Because of the FTL architecture, it is impossible for a traditional hard drive erasefunction to get rid of all the data on an SSD since some data locations will not be accessible.
SSD Secure Erase
The designers of the solid-state drive realized there needs to be a simple way to clean an SSD thoroughly. The ATA command is one solution to this problem. The NVMe command was also a proposed solution for cleaning SSDs effectively. Also, the designers proposed a Secure Erase Unit to clean SATA-based SSDs, and the Format NVM to clean PCIe-based SSDs.
There are two primary ways SSDs securely erase their data. For SSDs that use the encryption function that’s in the controller, the crypto-erase format is used that will allow changes to the internal encryption key, which will render the data unreadable. Another way to erase data securely on an SSD is to use the block erase format that will allow you to do a full media erase (even the FTL memory and out-of-banddata). There are also SSDs that can combine the use of crypto-erase and full media erase.
Unfortunately, SSD designers did not create software utility apps to support Format NVM or Secure Erase Unit natively on Mac computers. Most Mac users will have to employ the use of a Linux-based SSD utility program(hopefully created by the SSD manufacturer) or a bootable Windows partitioning and formatting utility that will allow the Mac to run the Secure Erase function.

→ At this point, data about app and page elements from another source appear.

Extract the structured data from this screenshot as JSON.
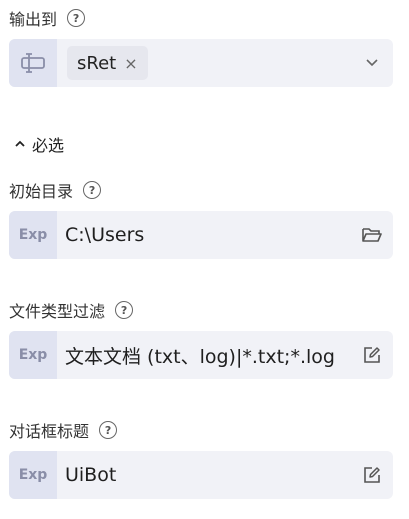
{
  "output": {
    "label": "输出到",
    "help": "?",
    "tag": "sRet",
    "tag_close": "×"
  },
  "section": {
    "toggle_label": "必选"
  },
  "initial_dir": {
    "label": "初始目录",
    "help": "?",
    "prefix": "Exp",
    "value": "C:\\Users"
  },
  "file_filter": {
    "label": "文件类型过滤",
    "help": "?",
    "prefix": "Exp",
    "value": "文本文档 (txt、log)|*.txt;*.log"
  },
  "dialog_title": {
    "label": "对话框标题",
    "help": "?",
    "prefix": "Exp",
    "value": "UiBot"
  }
}
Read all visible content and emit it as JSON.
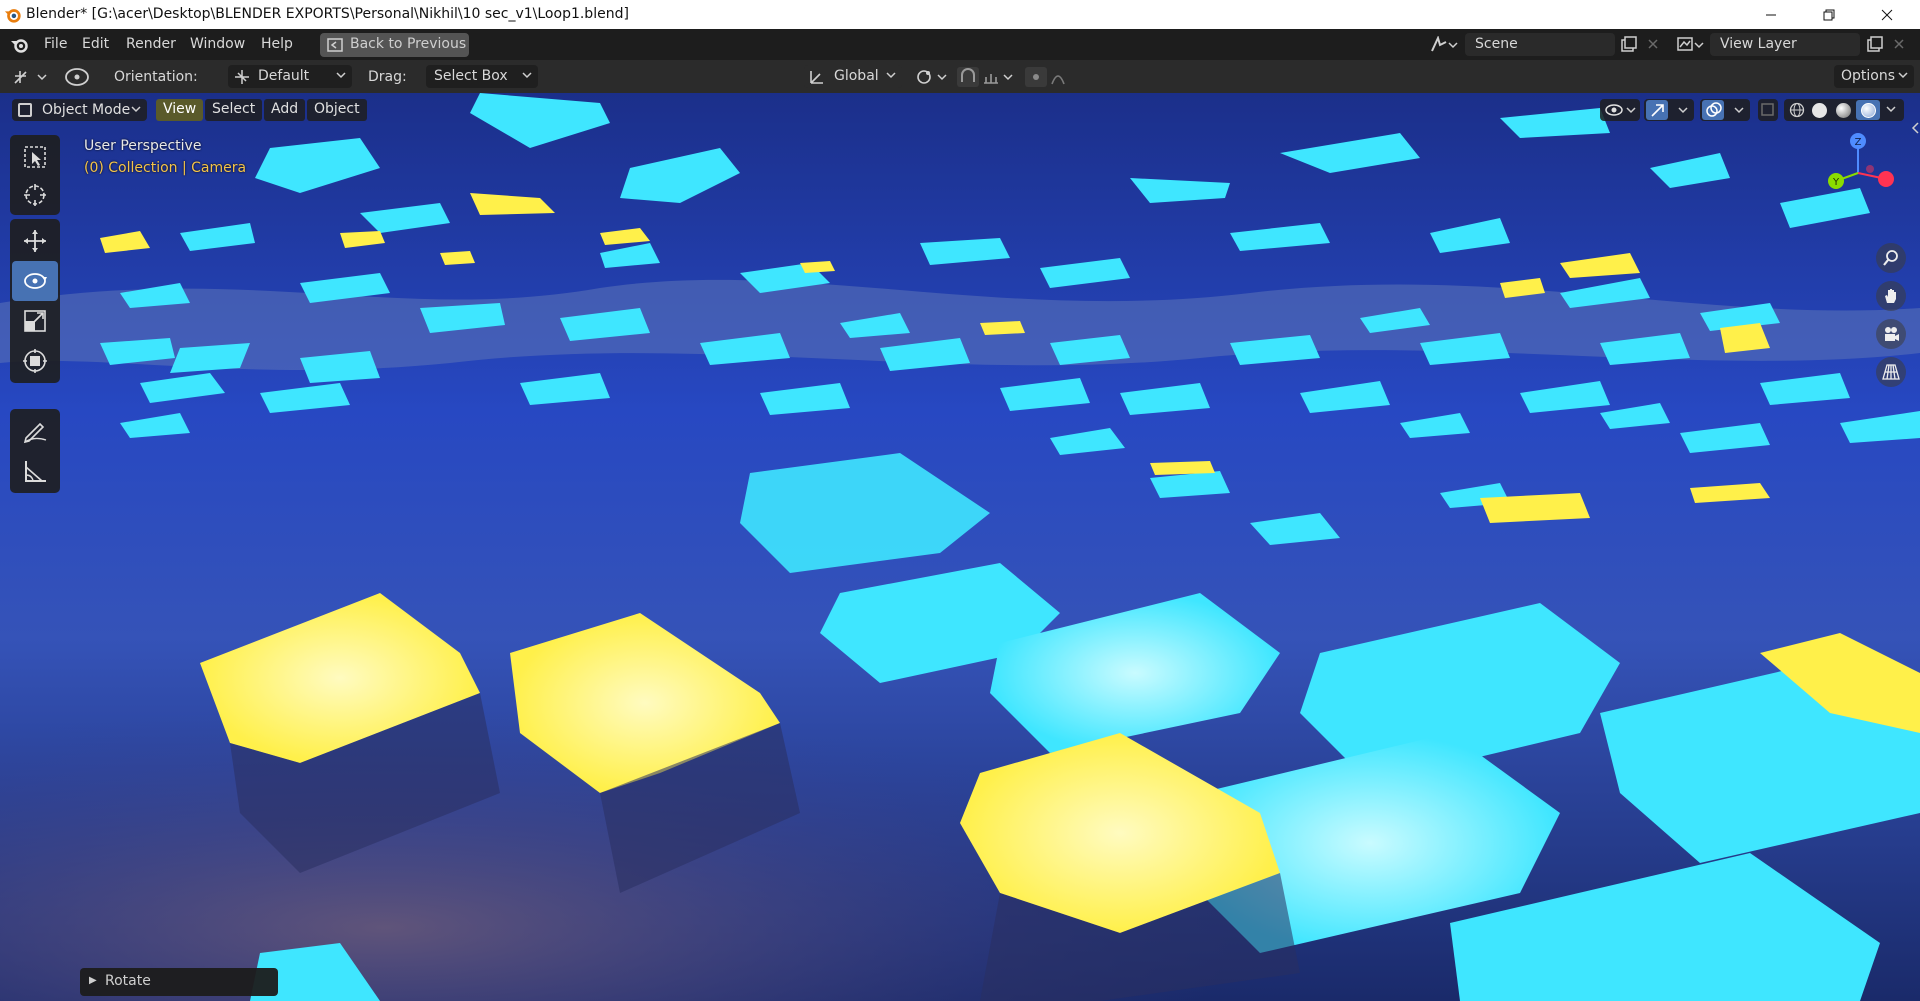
{
  "window": {
    "title": "Blender* [G:\\acer\\Desktop\\BLENDER EXPORTS\\Personal\\Nikhil\\10 sec_v1\\Loop1.blend]"
  },
  "menubar": {
    "items": [
      "File",
      "Edit",
      "Render",
      "Window",
      "Help"
    ],
    "back_button": "Back to Previous",
    "scene": "Scene",
    "view_layer": "View Layer"
  },
  "tool_header": {
    "orientation_label": "Orientation:",
    "orientation_value": "Default",
    "drag_label": "Drag:",
    "drag_value": "Select Box",
    "transform_orientation": "Global",
    "options": "Options"
  },
  "viewport_header": {
    "mode": "Object Mode",
    "menus": [
      "View",
      "Select",
      "Add",
      "Object"
    ],
    "active_menu": "View"
  },
  "viewport": {
    "perspective": "User Perspective",
    "collection_info": "(0) Collection | Camera"
  },
  "gizmo": {
    "axes": [
      "X",
      "Y",
      "Z"
    ]
  },
  "operator_panel": {
    "label": "Rotate"
  },
  "colors": {
    "accent": "#4772b3",
    "cyan_tile": "#3fe6ff",
    "yellow_tile": "#fff04a",
    "bg_dark": "#1d1d1d"
  }
}
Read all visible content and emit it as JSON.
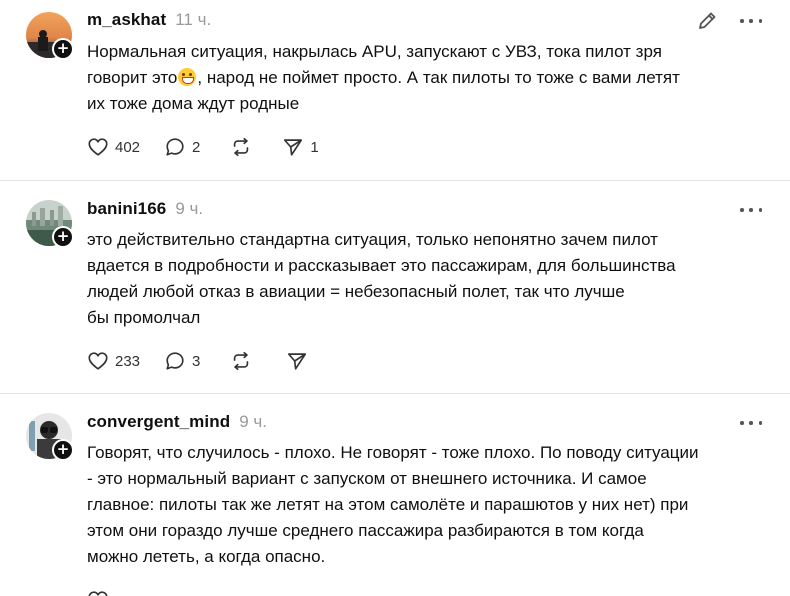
{
  "posts": [
    {
      "username": "m_askhat",
      "time": "11 ч.",
      "lines": [
        "Нормальная ситуация, накрылась APU, запускают с УВЗ, тока пилот зря",
        "говорит это",
        ", народ не поймет просто. А так пилоты то тоже с вами летят",
        "их тоже дома ждут родные"
      ],
      "likes": "402",
      "replies": "2",
      "reposts": "",
      "shares": "1"
    },
    {
      "username": "banini166",
      "time": "9 ч.",
      "lines": [
        "это действительно стандартна ситуация, только непонятно зачем пилот",
        "вдается в подробности и рассказывает это пассажирам, для большинства",
        "людей любой отказ в авиации = небезопасный полет, так что лучше",
        "бы промолчал"
      ],
      "likes": "233",
      "replies": "3",
      "reposts": "",
      "shares": ""
    },
    {
      "username": "convergent_mind",
      "time": "9 ч.",
      "lines": [
        "Говорят, что случилось - плохо. Не говорят - тоже плохо. По поводу ситуации",
        "- это нормальный вариант с запуском от внешнего источника. И самое",
        "главное: пилоты так же летят на этом самолёте и парашютов у них нет) при",
        "этом они гораздо лучше среднего пассажира разбираются в том когда",
        "можно лететь, а когда опасно."
      ]
    }
  ],
  "icons": {
    "follow": "+",
    "like": "heart-icon",
    "reply": "comment-icon",
    "repost": "repost-icon",
    "share": "send-icon",
    "edit": "pencil-icon",
    "more": "more-icon"
  }
}
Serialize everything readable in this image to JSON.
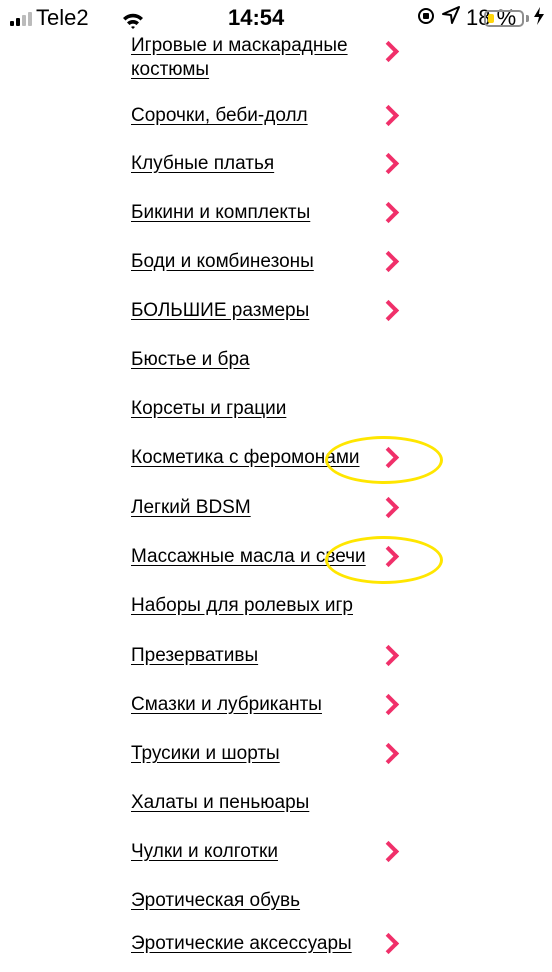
{
  "status_bar": {
    "carrier": "Tele2",
    "time": "14:54",
    "battery_percent": "18 %",
    "battery_level": 0.18,
    "battery_color": "#ffd60a",
    "icons": [
      "signal-icon",
      "wifi-icon",
      "rotation-lock-icon",
      "location-icon",
      "battery-icon",
      "charging-icon"
    ]
  },
  "accent_color": "#f0306a",
  "highlight_color": "#ffe600",
  "menu": {
    "items": [
      {
        "label": "Игровые и маскарадные костюмы",
        "has_arrow": true
      },
      {
        "label": "Сорочки, беби-долл",
        "has_arrow": true
      },
      {
        "label": "Клубные платья",
        "has_arrow": true
      },
      {
        "label": "Бикини и комплекты",
        "has_arrow": true
      },
      {
        "label": "Боди и комбинезоны",
        "has_arrow": true
      },
      {
        "label": "БОЛЬШИЕ размеры",
        "has_arrow": true
      },
      {
        "label": "Бюстье и бра",
        "has_arrow": false
      },
      {
        "label": "Корсеты и грации",
        "has_arrow": false
      },
      {
        "label": "Косметика с феромонами",
        "has_arrow": true
      },
      {
        "label": "Легкий BDSM",
        "has_arrow": true
      },
      {
        "label": "Массажные масла и свечи",
        "has_arrow": true
      },
      {
        "label": "Наборы для ролевых игр",
        "has_arrow": false
      },
      {
        "label": "Презервативы",
        "has_arrow": true
      },
      {
        "label": "Смазки и лубриканты",
        "has_arrow": true
      },
      {
        "label": "Трусики и шорты",
        "has_arrow": true
      },
      {
        "label": "Халаты и пеньюары",
        "has_arrow": false
      },
      {
        "label": "Чулки и колготки",
        "has_arrow": true
      },
      {
        "label": "Эротическая обувь",
        "has_arrow": false
      },
      {
        "label": "Эротические аксессуары",
        "has_arrow": true
      }
    ]
  }
}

Since some companies that create SSDs don’t have utility programs that allow you to run the secure erase feature, you may have to opt for using a third-party utility app such as GPartedor PartedMagic.
The Encryption Option
As already stated, some SSDs have simplified securely erasing their data using the crypto-erase function which renders the data inaccessible. They are often referred to as Self-Encrypting Drives (or SEDs). Also, please be reminded of the various utility programs out there that can change or remove the encryption key.
FileVault is an awesome disk encryption system or encryption function feature in APFS utilized by Mac computers that securely cleanthe drive. If you did not set up the FileVault feature when you first set up your Mac, you can do so using the steps explained in the article:Use FileVault to encrypt the startup disk on your Mac.
Once the encryption feature is available, you can clean your drive with the Mac’s Disk Utility Erase function and erase the 256-bit encryption key on the drive. When the encryption key is deleted, all information that used to be available on the drive will no longer be accessible.
If you still feel the need to take a further step (like to deter forensic recovery methods), you can do a flash memory reset.
One More Thing
If your SSD has built-in encryption features, you can physically destroy the drive’s controller to prevent the ability to recover the data. Since the flash memory chips encrypt data, the destruction of the controller renders them inoperable. However, if you want an extra layer of protection, you can destroy the flash memory chips also by drilling a few holes in them.
As stated earlier, the problem with erasing SSDs comes from trying to treat them like traditional hard drives. You can’t just overwrite the data multiple times because it does not work on an SSD. Therefore, you have to do a little more than just overwrite the data. The best option is to use encryption features on your Mac when you first set it up.
You can’t go wrong using the encryption features with an SSD. Fortunately, most SSDs have their own encryption tools to make cleaning your drive a simple process. However, even users who have SSDs that are SEDs can benefit from the Mac’sencryption system because it gives them another layer of control over how their data is stored and removed.